Task brief: Return a copy of every line in the records that includes the word "subtitle".

Input for this task:
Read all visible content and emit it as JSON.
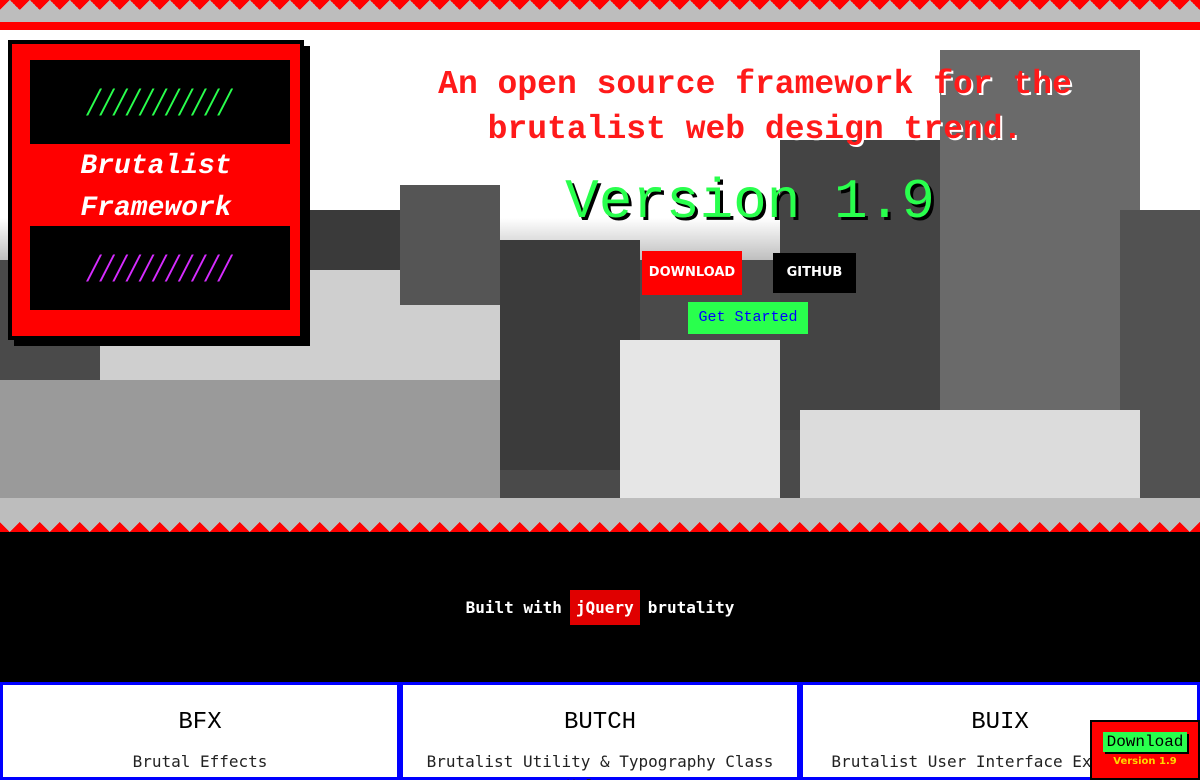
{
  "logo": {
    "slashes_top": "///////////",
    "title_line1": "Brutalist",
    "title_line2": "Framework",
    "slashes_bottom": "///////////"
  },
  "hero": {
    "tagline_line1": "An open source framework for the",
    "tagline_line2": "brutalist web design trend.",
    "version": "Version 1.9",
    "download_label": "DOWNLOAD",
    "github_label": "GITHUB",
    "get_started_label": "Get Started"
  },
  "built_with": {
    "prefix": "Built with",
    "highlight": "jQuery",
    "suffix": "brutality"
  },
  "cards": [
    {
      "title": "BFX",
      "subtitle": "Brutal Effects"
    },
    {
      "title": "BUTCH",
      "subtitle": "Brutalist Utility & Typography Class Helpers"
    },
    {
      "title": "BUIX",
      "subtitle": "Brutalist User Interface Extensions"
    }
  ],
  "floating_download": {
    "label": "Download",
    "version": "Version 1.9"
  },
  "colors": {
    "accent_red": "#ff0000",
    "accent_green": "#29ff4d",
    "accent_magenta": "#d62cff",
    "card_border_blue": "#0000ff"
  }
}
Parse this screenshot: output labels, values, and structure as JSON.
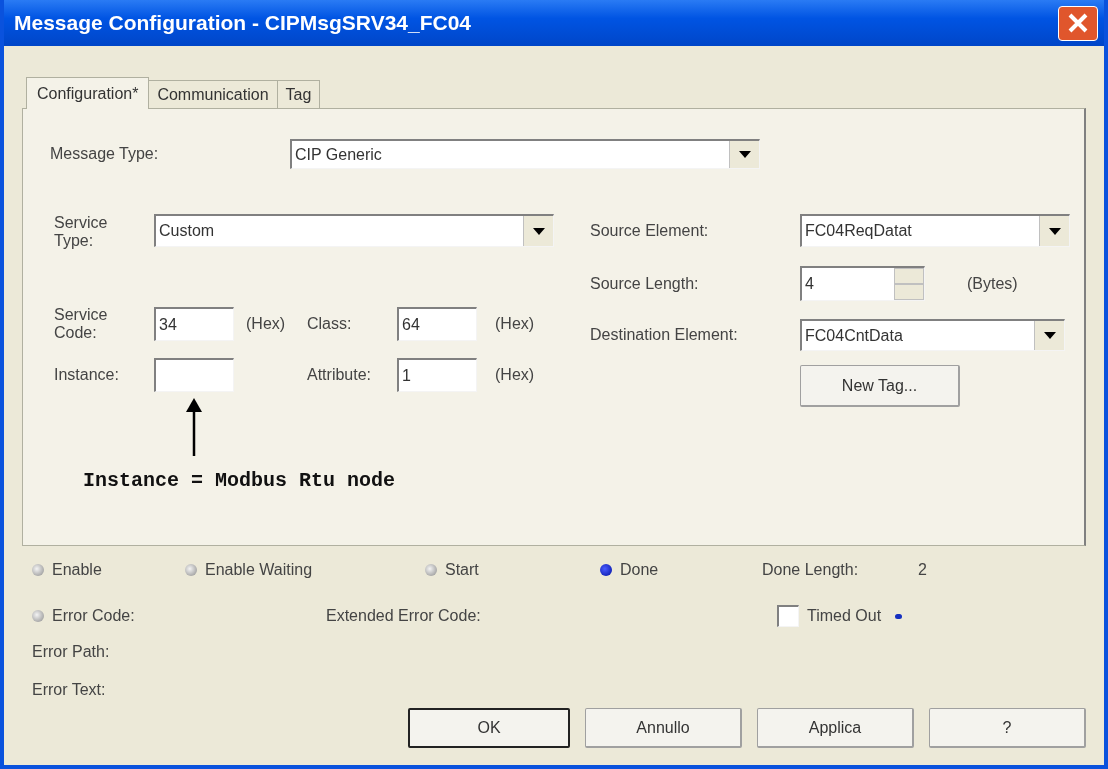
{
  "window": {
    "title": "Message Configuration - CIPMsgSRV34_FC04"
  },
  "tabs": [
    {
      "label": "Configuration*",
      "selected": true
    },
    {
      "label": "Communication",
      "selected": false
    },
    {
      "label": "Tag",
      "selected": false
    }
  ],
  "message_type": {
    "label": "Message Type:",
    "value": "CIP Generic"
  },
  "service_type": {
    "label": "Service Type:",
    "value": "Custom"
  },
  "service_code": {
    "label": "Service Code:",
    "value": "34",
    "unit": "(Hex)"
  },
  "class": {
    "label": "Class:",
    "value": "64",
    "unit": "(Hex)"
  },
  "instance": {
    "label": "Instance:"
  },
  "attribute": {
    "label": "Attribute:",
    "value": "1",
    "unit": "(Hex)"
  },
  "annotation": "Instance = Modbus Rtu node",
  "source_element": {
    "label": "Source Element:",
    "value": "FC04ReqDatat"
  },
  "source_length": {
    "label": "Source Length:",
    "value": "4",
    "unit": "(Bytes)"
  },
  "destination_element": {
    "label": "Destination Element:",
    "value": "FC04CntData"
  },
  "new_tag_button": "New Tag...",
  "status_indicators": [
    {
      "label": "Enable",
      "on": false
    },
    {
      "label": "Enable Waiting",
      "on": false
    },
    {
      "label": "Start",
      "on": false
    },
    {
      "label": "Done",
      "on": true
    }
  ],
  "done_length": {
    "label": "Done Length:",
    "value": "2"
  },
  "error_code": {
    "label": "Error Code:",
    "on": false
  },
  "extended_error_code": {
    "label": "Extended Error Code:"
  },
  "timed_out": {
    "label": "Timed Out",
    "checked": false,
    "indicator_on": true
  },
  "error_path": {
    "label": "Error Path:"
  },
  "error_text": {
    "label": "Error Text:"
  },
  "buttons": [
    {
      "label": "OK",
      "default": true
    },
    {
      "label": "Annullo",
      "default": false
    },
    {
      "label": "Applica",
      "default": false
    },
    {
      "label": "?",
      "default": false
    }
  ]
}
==
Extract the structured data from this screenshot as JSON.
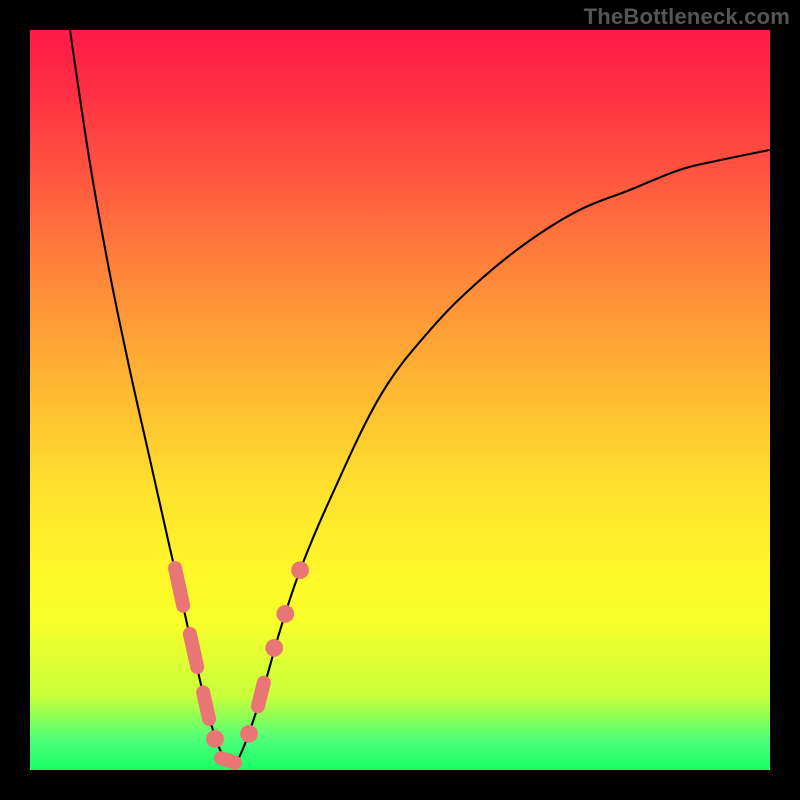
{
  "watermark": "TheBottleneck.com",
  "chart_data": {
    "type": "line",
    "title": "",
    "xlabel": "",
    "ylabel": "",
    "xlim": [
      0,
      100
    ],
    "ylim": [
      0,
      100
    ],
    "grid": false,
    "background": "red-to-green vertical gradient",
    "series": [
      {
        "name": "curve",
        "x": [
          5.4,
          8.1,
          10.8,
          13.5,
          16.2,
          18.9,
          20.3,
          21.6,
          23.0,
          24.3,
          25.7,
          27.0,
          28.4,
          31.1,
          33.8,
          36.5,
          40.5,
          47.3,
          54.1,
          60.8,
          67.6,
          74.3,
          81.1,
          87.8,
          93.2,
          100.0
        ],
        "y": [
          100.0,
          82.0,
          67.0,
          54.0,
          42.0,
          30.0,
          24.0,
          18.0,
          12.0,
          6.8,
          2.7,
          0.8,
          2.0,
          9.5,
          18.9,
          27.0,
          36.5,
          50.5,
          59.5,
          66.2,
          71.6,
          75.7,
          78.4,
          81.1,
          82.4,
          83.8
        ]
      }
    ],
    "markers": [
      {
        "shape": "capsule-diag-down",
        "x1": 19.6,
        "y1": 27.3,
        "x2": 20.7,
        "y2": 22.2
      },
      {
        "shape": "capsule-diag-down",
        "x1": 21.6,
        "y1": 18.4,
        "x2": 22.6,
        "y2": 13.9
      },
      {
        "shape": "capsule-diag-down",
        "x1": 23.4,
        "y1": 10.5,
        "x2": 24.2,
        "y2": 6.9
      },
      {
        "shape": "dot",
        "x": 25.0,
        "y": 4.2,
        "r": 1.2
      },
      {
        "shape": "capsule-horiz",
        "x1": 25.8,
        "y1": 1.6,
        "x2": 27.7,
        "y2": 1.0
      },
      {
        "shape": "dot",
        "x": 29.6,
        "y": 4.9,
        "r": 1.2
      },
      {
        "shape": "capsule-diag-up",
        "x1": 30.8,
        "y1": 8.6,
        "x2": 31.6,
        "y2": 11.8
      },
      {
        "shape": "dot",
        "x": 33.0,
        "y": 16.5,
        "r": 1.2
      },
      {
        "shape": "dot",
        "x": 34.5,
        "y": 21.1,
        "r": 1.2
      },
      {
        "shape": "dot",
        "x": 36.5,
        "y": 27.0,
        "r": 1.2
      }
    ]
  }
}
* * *
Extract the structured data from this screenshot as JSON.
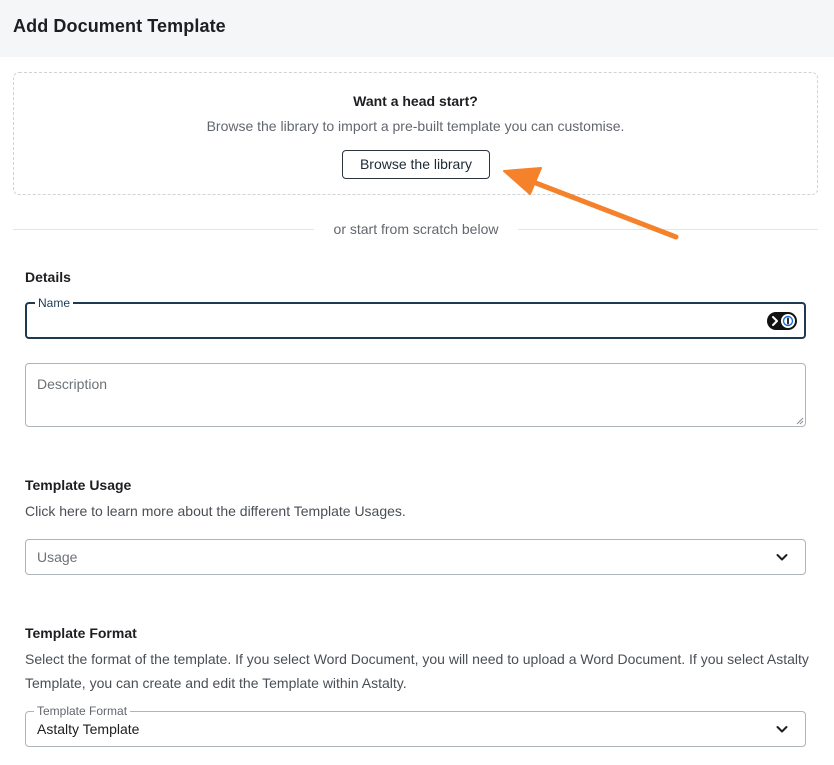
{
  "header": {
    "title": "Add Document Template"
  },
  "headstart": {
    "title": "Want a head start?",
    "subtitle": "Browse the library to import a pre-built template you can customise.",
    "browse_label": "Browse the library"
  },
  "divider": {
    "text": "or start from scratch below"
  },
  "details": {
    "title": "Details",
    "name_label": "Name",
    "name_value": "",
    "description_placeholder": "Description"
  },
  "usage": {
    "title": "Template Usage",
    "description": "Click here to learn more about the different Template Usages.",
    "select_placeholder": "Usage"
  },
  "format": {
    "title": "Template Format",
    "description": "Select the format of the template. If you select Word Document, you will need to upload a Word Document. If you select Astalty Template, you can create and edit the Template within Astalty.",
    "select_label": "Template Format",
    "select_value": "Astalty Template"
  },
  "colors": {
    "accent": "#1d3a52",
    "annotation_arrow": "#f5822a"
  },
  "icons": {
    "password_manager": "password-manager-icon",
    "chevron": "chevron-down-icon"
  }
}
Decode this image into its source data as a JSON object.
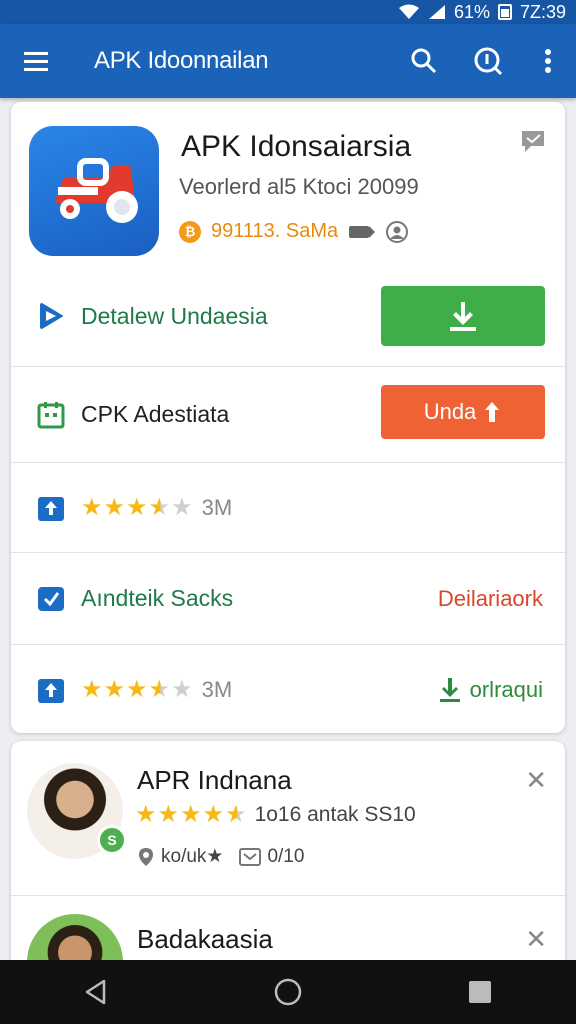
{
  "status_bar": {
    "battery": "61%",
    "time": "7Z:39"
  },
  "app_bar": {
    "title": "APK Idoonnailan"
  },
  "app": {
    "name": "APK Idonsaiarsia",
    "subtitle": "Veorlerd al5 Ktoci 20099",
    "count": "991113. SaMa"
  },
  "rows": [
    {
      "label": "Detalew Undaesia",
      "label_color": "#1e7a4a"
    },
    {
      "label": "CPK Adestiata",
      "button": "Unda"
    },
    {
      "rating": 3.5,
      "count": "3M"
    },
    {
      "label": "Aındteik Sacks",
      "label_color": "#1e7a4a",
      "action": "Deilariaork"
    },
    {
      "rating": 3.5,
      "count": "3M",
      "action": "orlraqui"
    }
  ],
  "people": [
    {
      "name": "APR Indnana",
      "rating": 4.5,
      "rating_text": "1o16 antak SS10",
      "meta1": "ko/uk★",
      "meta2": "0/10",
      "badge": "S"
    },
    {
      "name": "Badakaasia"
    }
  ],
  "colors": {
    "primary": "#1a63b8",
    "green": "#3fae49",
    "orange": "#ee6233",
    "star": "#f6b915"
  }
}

Written reply:
      "subtitle": "Brutal Effects"
      "subtitle": "Brutalist Utility & Typography Class Helpers"
      "subtitle": "Brutalist User Interface Extensions"
    "subtitle": "Browse the library to import a pre-built template you can customise.",
    "subtitle": "Veorlerd al5 Ktoci 20099",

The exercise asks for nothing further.